Extracted data entries:

Segment Open

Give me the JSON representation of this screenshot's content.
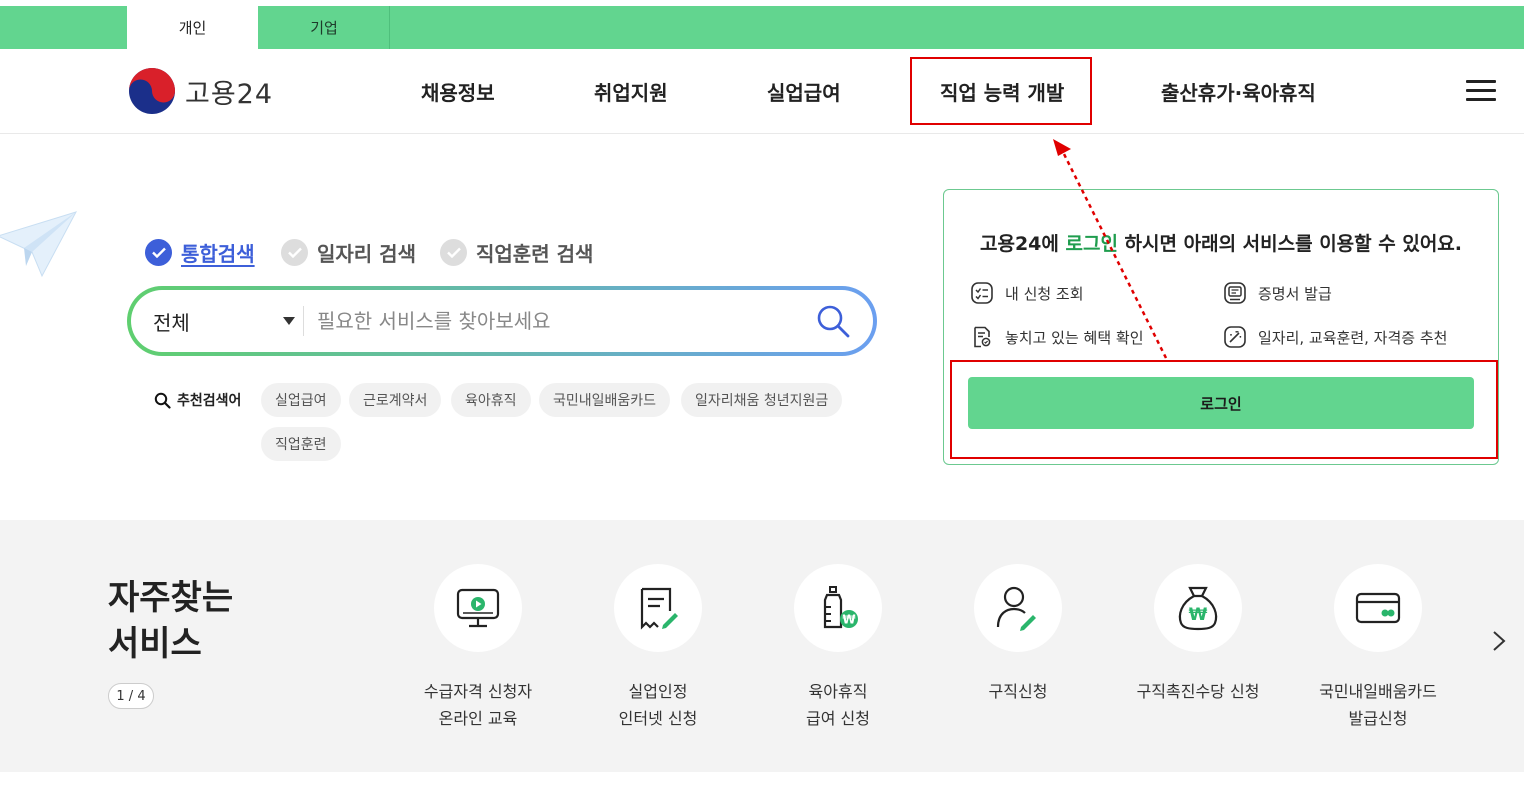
{
  "top_tabs": [
    {
      "label": "개인",
      "active": true
    },
    {
      "label": "기업",
      "active": false
    }
  ],
  "header": {
    "logo_text": "고용24",
    "nav": [
      "채용정보",
      "취업지원",
      "실업급여",
      "직업 능력 개발",
      "출산휴가·육아휴직"
    ]
  },
  "search": {
    "types": [
      {
        "label": "통합검색",
        "selected": true
      },
      {
        "label": "일자리 검색",
        "selected": false
      },
      {
        "label": "직업훈련 검색",
        "selected": false
      }
    ],
    "select_value": "전체",
    "placeholder": "필요한 서비스를 찾아보세요",
    "recommend_label": "추천검색어",
    "keywords": [
      "실업급여",
      "근로계약서",
      "육아휴직",
      "국민내일배움카드",
      "일자리채움 청년지원금",
      "직업훈련"
    ]
  },
  "login_panel": {
    "title_pre": "고용24에 ",
    "title_link": "로그인",
    "title_post": " 하시면 아래의 서비스를 이용할 수 있어요.",
    "services": [
      "내 신청 조회",
      "증명서 발급",
      "놓치고 있는 혜택 확인",
      "일자리, 교육훈련, 자격증 추천"
    ],
    "button": "로그인"
  },
  "frequent": {
    "title_line1": "자주찾는",
    "title_line2": "서비스",
    "pager": "1 / 4",
    "items": [
      {
        "line1": "수급자격 신청자",
        "line2": "온라인 교육",
        "icon": "monitor-play-icon"
      },
      {
        "line1": "실업인정",
        "line2": "인터넷 신청",
        "icon": "document-edit-icon"
      },
      {
        "line1": "육아휴직",
        "line2": "급여 신청",
        "icon": "baby-bottle-won-icon"
      },
      {
        "line1": "구직신청",
        "line2": "",
        "icon": "person-edit-icon"
      },
      {
        "line1": "구직촉진수당 신청",
        "line2": "",
        "icon": "money-bag-icon"
      },
      {
        "line1": "국민내일배움카드",
        "line2": "발급신청",
        "icon": "card-icon"
      }
    ]
  },
  "colors": {
    "brand_green": "#62d58f",
    "annotation_red": "#e00000"
  }
}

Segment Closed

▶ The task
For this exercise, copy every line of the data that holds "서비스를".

▶ Solution to this task
    "placeholder": "필요한 서비스를 찾아보세요",
    "title_post": " 하시면 아래의 서비스를 이용할 수 있어요.",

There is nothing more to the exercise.